Leaving that series of issues where they lay, without any extra contemplation on my part, I relay the other side of this: beyond simply a huge need for water by all people here, the aforementioned waste-water has become a huge issue, beyond how it is described above. So the Palestinian waste-water isn’t treated and simply flows either into 1) the aquifer (as previously explained) or 2) towards Israel, and infects the ground water there. Therefore, Israel has engaged in something I hadn’t heard of before, “unilateral environmentalism.” Specifically, they have constructed waste treatment plants near the borders of the Palestinian lands, and treat their waste-water at Israel’s cost. Then, the lovely issue of where to redirect that contested- but now-clean water arises: to the nearby Palestinian communities who need it for agricultural uses, or to nearby Israelis, who paid for the process and the processing plants? I have no easy answer to this, to be sure.
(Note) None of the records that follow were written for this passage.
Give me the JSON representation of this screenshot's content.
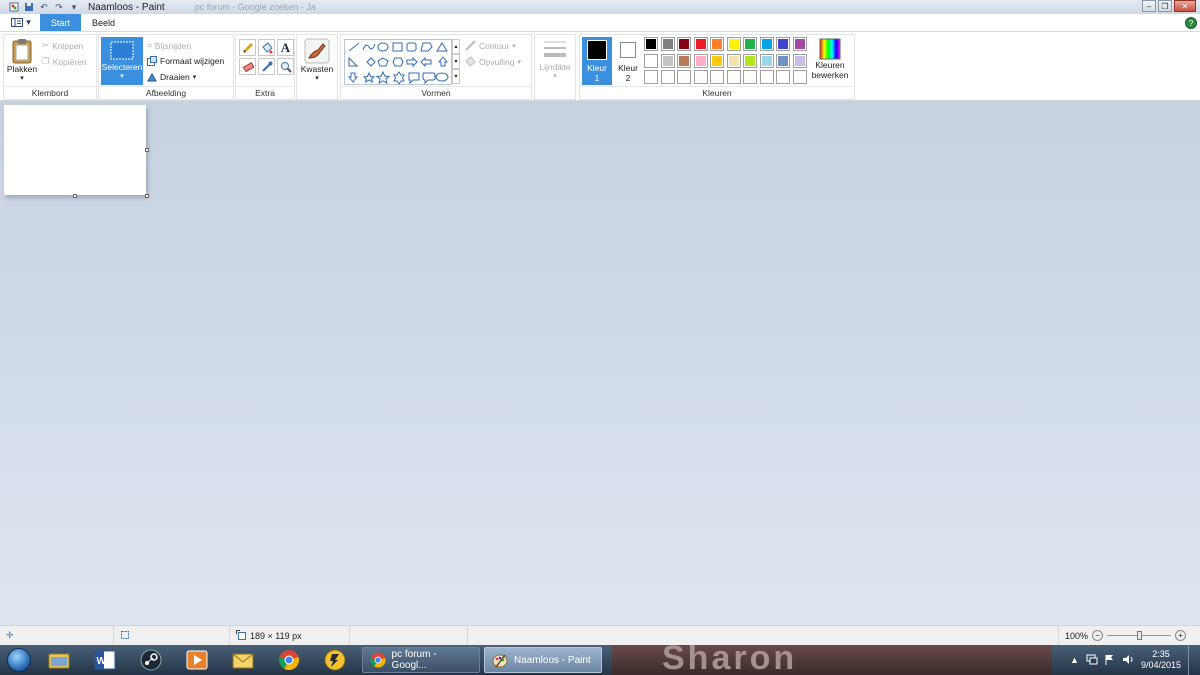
{
  "window": {
    "title": "Naamloos - Paint",
    "background_tab_hint": "pc forum - Google zoeken - Ja"
  },
  "tabs": [
    {
      "label": "Start",
      "active": true
    },
    {
      "label": "Beeld",
      "active": false
    }
  ],
  "ribbon": {
    "klembord": {
      "label": "Klembord",
      "paste": "Plakken",
      "cut": "Knippen",
      "copy": "Kopiëren"
    },
    "afbeelding": {
      "label": "Afbeelding",
      "select": "Selecteren",
      "crop": "Bijsnijden",
      "resize": "Formaat wijzigen",
      "rotate": "Draaien"
    },
    "extra": {
      "label": "Extra"
    },
    "kwasten": {
      "label": "Kwasten"
    },
    "vormen": {
      "label": "Vormen",
      "outline": "Contour",
      "fill": "Opvulling"
    },
    "lijndikte": {
      "label": "Lijndikte"
    },
    "kleuren": {
      "label": "Kleuren",
      "color1_line1": "Kleur",
      "color1_line2": "1",
      "color2_line1": "Kleur",
      "color2_line2": "2",
      "edit_line1": "Kleuren",
      "edit_line2": "bewerken",
      "color1": "#000000",
      "color2": "#ffffff",
      "palette_row1": [
        "#000000",
        "#7f7f7f",
        "#880015",
        "#ed1c24",
        "#ff7f27",
        "#fff200",
        "#22b14c",
        "#00a2e8",
        "#3f48cc",
        "#a349a4"
      ],
      "palette_row2": [
        "#ffffff",
        "#c3c3c3",
        "#b97a57",
        "#ffaec9",
        "#ffc90e",
        "#efe4b0",
        "#b5e61d",
        "#99d9ea",
        "#7092be",
        "#c8bfe7"
      ],
      "palette_row3": [
        "#ffffff",
        "#ffffff",
        "#ffffff",
        "#ffffff",
        "#ffffff",
        "#ffffff",
        "#ffffff",
        "#ffffff",
        "#ffffff",
        "#ffffff"
      ]
    }
  },
  "status": {
    "image_size": "189 × 119 px",
    "zoom": "100%"
  },
  "taskbar": {
    "tasks": [
      {
        "label": "pc forum - Googl...",
        "active": false
      },
      {
        "label": "Naamloos - Paint",
        "active": true
      }
    ],
    "background_text": "Sharon",
    "time": "2:35",
    "date": "9/04/2015"
  }
}
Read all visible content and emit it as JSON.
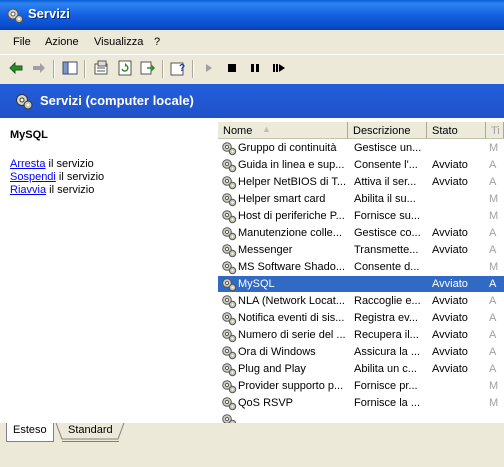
{
  "window": {
    "title": "Servizi",
    "icon": "services-gear-icon"
  },
  "menu": [
    "File",
    "Azione",
    "Visualizza",
    "?"
  ],
  "toolbar": [
    {
      "name": "back-arrow-icon"
    },
    {
      "name": "forward-arrow-icon"
    },
    {
      "name": "show-hide-tree-icon"
    },
    {
      "name": "properties-icon"
    },
    {
      "name": "refresh-icon"
    },
    {
      "name": "export-list-icon"
    },
    {
      "name": "help-icon"
    },
    {
      "name": "start-service-icon"
    },
    {
      "name": "stop-service-icon"
    },
    {
      "name": "pause-service-icon"
    },
    {
      "name": "restart-service-icon"
    }
  ],
  "band": {
    "title": "Servizi (computer locale)"
  },
  "details": {
    "service_name": "MySQL",
    "actions": [
      {
        "link": "Arresta",
        "rest": " il servizio"
      },
      {
        "link": "Sospendi",
        "rest": " il servizio"
      },
      {
        "link": "Riavvia",
        "rest": " il servizio"
      }
    ]
  },
  "list": {
    "columns": [
      "Nome",
      "Descrizione",
      "Stato",
      "Ti"
    ],
    "rows": [
      {
        "name": "Gruppo di continuità",
        "desc": "Gestisce un...",
        "state": "",
        "type": "M",
        "selected": false
      },
      {
        "name": "Guida in linea e sup...",
        "desc": "Consente l'...",
        "state": "Avviato",
        "type": "A",
        "selected": false
      },
      {
        "name": "Helper NetBIOS di T...",
        "desc": "Attiva il ser...",
        "state": "Avviato",
        "type": "A",
        "selected": false
      },
      {
        "name": "Helper smart card",
        "desc": "Abilita il su...",
        "state": "",
        "type": "M",
        "selected": false
      },
      {
        "name": "Host di periferiche P...",
        "desc": "Fornisce su...",
        "state": "",
        "type": "M",
        "selected": false
      },
      {
        "name": "Manutenzione colle...",
        "desc": "Gestisce co...",
        "state": "Avviato",
        "type": "A",
        "selected": false
      },
      {
        "name": "Messenger",
        "desc": "Transmette...",
        "state": "Avviato",
        "type": "A",
        "selected": false
      },
      {
        "name": "MS Software Shado...",
        "desc": "Consente d...",
        "state": "",
        "type": "M",
        "selected": false
      },
      {
        "name": "MySQL",
        "desc": "",
        "state": "Avviato",
        "type": "A",
        "selected": true
      },
      {
        "name": "NLA (Network Locat...",
        "desc": "Raccoglie e...",
        "state": "Avviato",
        "type": "A",
        "selected": false
      },
      {
        "name": "Notifica eventi di sis...",
        "desc": "Registra ev...",
        "state": "Avviato",
        "type": "A",
        "selected": false
      },
      {
        "name": "Numero di serie del ...",
        "desc": "Recupera il...",
        "state": "Avviato",
        "type": "A",
        "selected": false
      },
      {
        "name": "Ora di Windows",
        "desc": "Assicura la ...",
        "state": "Avviato",
        "type": "A",
        "selected": false
      },
      {
        "name": "Plug and Play",
        "desc": "Abilita un c...",
        "state": "Avviato",
        "type": "A",
        "selected": false
      },
      {
        "name": "Provider supporto p...",
        "desc": "Fornisce pr...",
        "state": "",
        "type": "M",
        "selected": false
      },
      {
        "name": "QoS RSVP",
        "desc": "Fornisce la ...",
        "state": "",
        "type": "M",
        "selected": false
      },
      {
        "name": "",
        "desc": "",
        "state": "",
        "type": "",
        "selected": false
      }
    ]
  },
  "tabs": [
    "Esteso",
    "Standard"
  ]
}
And then comes a facet of this issue that I am personally involved in, as it turns out (had no idea of this before Tuesday, actually). The city of Jerusalem, beyond being visibly walled off between the east [Arabic] and west [Israeli] portions, apparently also segregates simply infrastructure that all of economics has deemed best should be run by one company (a natural monopoly): there exists what one might call two separate water infrastructures, at first glance. Then, upon closer inspection, the truth comes out quite a bit differently. West Jerusalem has the normal Israeli waste-water treatment facilities and pipelines to reach them. The east part of Jerusalem has a “system” for dealing with waste water too… it flows into the ground, outside the city wherever it can. And, due to the fact that Mount Scopus/Hebrew University is a veritable outpost of the Israeli part of Jerusalem within the eastern partition, it turns out that our waste-water also simply flows out of the city, without ever being treated at all. And, following this line of reasoning, it turns out that the watershed that Jerusalem naturally falls within drains into… the Dead Sea!! Hooray, its just like Lake Eire at home, with waste getting dumped into it… except the Dead Sea is actually a popular tourist location for people to go… swim and float around…. Yuck.

In any event, I am no expert about all of this, but finding out the level of complexity to this problem as only one component of the lovely cornucopia of issues here in Israel/Palestine certainly served to make my day brighter… 😦

That said, I do have to commend Israel’s environmental mindset in one way. For the past few decades, Israel has been the only country in the world to annually (and actively) increase the number of trees within the nation. Keeping in mind that water is so expensive here and that trees need quite a bit of water, that is quite a commitment (although, Israel did pioneer the extremely resource-efficient drip method of irrigation years ago, which assists in keeping resource usage down). Here’s hoping that they can make some more breakthroughs in this regard in the very near future… it seems as though a lot of places in the world would benefit.